Your instructions
Your answer must consist of every line from the data below that includes the word "value".

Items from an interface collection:

——

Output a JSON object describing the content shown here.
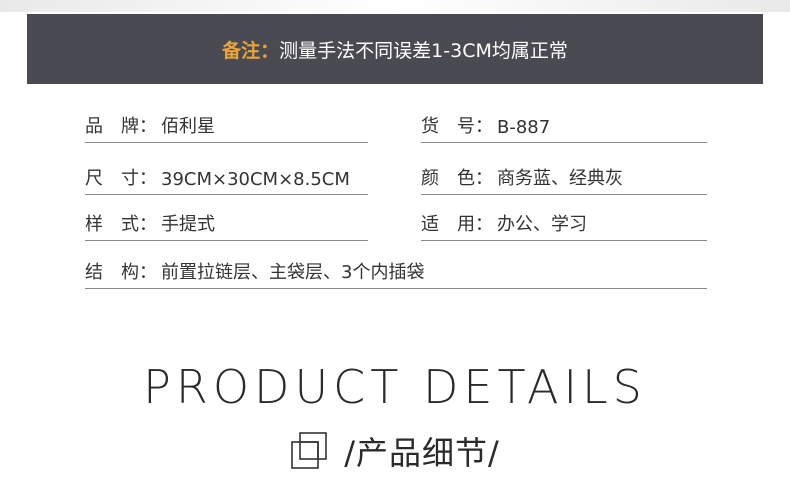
{
  "notice": {
    "label": "备注：",
    "text": "测量手法不同误差1-3CM均属正常"
  },
  "specs": {
    "brand": {
      "label": "品　牌：",
      "value": "佰利星"
    },
    "item_no": {
      "label": "货　号：",
      "value": "B-887"
    },
    "size": {
      "label": "尺　寸：",
      "value": "39CM×30CM×8.5CM"
    },
    "color": {
      "label": "颜　色：",
      "value": "商务蓝、经典灰"
    },
    "style": {
      "label": "样　式：",
      "value": "手提式"
    },
    "usage": {
      "label": "适　用：",
      "value": "办公、学习"
    },
    "structure": {
      "label": "结　构：",
      "value": "前置拉链层、主袋层、3个内插袋"
    }
  },
  "section": {
    "title": "PRODUCT DETAILS",
    "subtitle": "/产品细节/"
  },
  "icons": {
    "section_icon": "overlapping-squares-icon"
  },
  "colors": {
    "bar_bg": "#4a4a52",
    "accent": "#e8a33a",
    "text": "#333333"
  }
}
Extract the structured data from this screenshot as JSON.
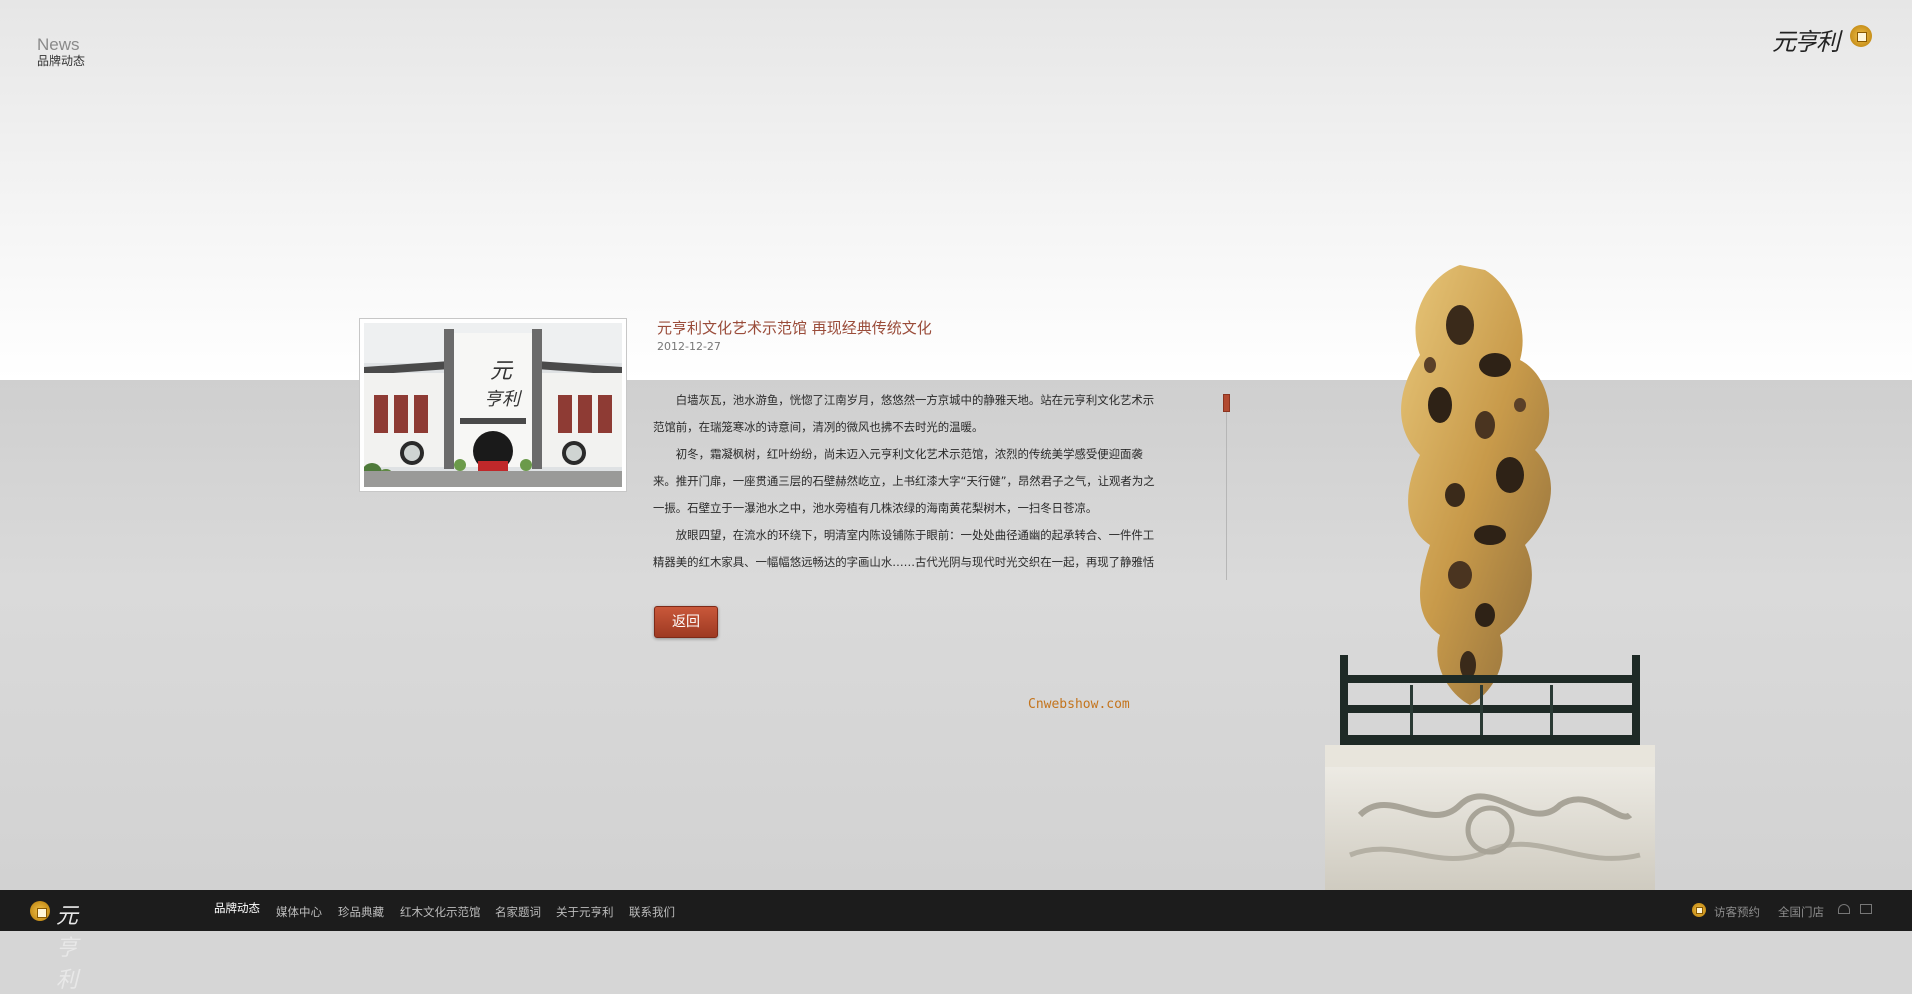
{
  "header": {
    "section_en": "News",
    "section_cn": "品牌动态",
    "logo_text": "元亨利"
  },
  "article": {
    "title": "元亨利文化艺术示范馆 再现经典传统文化",
    "date": "2012-12-27",
    "paragraphs": [
      "　　白墙灰瓦，池水游鱼，恍惚了江南岁月，悠悠然一方京城中的静雅天地。站在元亨利文化艺术示范馆前，在瑞笼寒冰的诗意间，清冽的微风也拂不去时光的温暖。",
      "　　初冬，霜凝枫树，红叶纷纷，尚未迈入元亨利文化艺术示范馆，浓烈的传统美学感受便迎面袭来。推开门扉，一座贯通三层的石壁赫然屹立，上书红漆大字“天行健”，昂然君子之气，让观者为之一振。石壁立于一瀑池水之中，池水旁植有几株浓绿的海南黄花梨树木，一扫冬日苍凉。",
      "　　放眼四望，在流水的环绕下，明清室内陈设铺陈于眼前：一处处曲径通幽的起承转合、一件件工精器美的红木家具、一幅幅悠远畅达的字画山水……古代光阴与现代时光交织在一起，再现了静雅恬淡的"
    ],
    "back_label": "返回"
  },
  "watermark": "Cnwebshow.com",
  "footer": {
    "logo_text": "元亨利",
    "nav": [
      {
        "label": "品牌动态",
        "active": true
      },
      {
        "label": "媒体中心"
      },
      {
        "label": "珍品典藏"
      },
      {
        "label": "红木文化示范馆"
      },
      {
        "label": "名家题词"
      },
      {
        "label": "关于元亨利"
      },
      {
        "label": "联系我们"
      }
    ],
    "visit_label": "访客预约",
    "stores_label": "全国门店"
  },
  "colors": {
    "accent": "#9a4c3a",
    "button": "#b24a30",
    "footer_bg": "#1c1c1c",
    "watermark": "#c4741c"
  }
}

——

Exercise output
      "value": "佰利星"
      "value": "B-887"
      "value": "39CM×30CM×8.5CM"
      "value": "商务蓝、经典灰"
      "value": "手提式"
      "value": "办公、学习"
      "value": "前置拉链层、主袋层、3个内插袋"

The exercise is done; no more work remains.